Exercise prompt
Below are records to print word for word; include none of their pictures.

(Dataset records)

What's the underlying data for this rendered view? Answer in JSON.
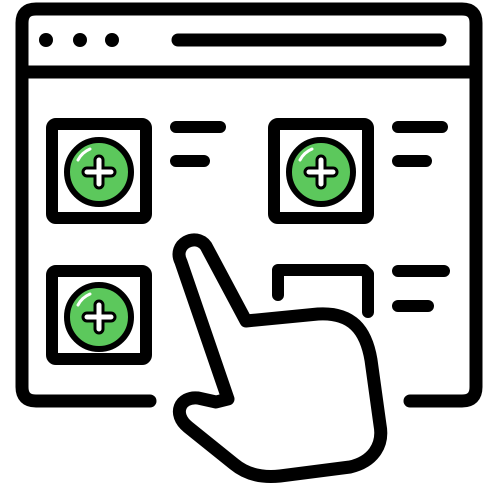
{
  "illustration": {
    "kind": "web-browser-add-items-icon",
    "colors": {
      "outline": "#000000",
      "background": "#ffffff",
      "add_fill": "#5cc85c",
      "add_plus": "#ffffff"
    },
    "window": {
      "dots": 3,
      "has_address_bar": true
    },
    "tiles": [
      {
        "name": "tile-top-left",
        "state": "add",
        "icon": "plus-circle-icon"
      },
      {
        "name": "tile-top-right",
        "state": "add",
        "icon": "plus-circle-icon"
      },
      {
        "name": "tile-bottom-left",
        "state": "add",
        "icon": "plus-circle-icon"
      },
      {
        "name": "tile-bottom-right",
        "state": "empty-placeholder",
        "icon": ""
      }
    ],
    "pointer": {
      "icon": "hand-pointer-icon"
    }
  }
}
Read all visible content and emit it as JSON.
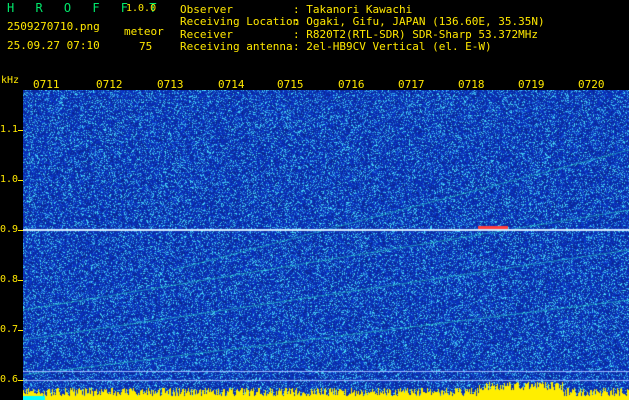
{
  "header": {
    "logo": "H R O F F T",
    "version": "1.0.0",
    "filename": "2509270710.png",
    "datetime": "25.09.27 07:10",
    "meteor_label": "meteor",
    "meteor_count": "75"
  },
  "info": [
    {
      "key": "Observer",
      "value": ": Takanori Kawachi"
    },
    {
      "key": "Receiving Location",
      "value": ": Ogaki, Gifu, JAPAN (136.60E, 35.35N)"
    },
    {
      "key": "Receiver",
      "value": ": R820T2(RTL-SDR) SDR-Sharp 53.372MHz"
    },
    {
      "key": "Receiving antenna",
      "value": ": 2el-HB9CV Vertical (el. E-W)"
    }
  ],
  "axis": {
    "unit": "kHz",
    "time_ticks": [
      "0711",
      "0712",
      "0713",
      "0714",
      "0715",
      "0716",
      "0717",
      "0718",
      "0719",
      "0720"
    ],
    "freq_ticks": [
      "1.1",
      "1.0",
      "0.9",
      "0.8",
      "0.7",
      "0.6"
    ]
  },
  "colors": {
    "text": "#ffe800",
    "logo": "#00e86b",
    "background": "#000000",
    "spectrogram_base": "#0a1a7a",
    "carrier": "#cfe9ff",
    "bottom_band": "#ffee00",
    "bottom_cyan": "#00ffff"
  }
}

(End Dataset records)

Worked solution
What's the underlying data for this rendered view? Answer in JSON.
{
  "illustration": {
    "kind": "web-browser-add-items-icon",
    "colors": {
      "outline": "#000000",
      "background": "#ffffff",
      "add_fill": "#5cc85c",
      "add_plus": "#ffffff"
    },
    "window": {
      "dots": 3,
      "has_address_bar": true
    },
    "tiles": [
      {
        "name": "tile-top-left",
        "state": "add",
        "icon": "plus-circle-icon"
      },
      {
        "name": "tile-top-right",
        "state": "add",
        "icon": "plus-circle-icon"
      },
      {
        "name": "tile-bottom-left",
        "state": "add",
        "icon": "plus-circle-icon"
      },
      {
        "name": "tile-bottom-right",
        "state": "empty-placeholder",
        "icon": ""
      }
    ],
    "pointer": {
      "icon": "hand-pointer-icon"
    }
  }
}
Read all visible content and emit it as JSON.
{
  "header": {
    "logo": "H R O F F T",
    "version": "1.0.0",
    "filename": "2509270710.png",
    "datetime": "25.09.27 07:10",
    "meteor_label": "meteor",
    "meteor_count": "75"
  },
  "info": [
    {
      "key": "Observer",
      "value": ": Takanori Kawachi"
    },
    {
      "key": "Receiving Location",
      "value": ": Ogaki, Gifu, JAPAN (136.60E, 35.35N)"
    },
    {
      "key": "Receiver",
      "value": ": R820T2(RTL-SDR) SDR-Sharp 53.372MHz"
    },
    {
      "key": "Receiving antenna",
      "value": ": 2el-HB9CV Vertical (el. E-W)"
    }
  ],
  "axis": {
    "unit": "kHz",
    "time_ticks": [
      "0711",
      "0712",
      "0713",
      "0714",
      "0715",
      "0716",
      "0717",
      "0718",
      "0719",
      "0720"
    ],
    "freq_ticks": [
      "1.1",
      "1.0",
      "0.9",
      "0.8",
      "0.7",
      "0.6"
    ]
  },
  "colors": {
    "text": "#ffe800",
    "logo": "#00e86b",
    "background": "#000000",
    "spectrogram_base": "#0a1a7a",
    "carrier": "#cfe9ff",
    "bottom_band": "#ffee00",
    "bottom_cyan": "#00ffff"
  }
}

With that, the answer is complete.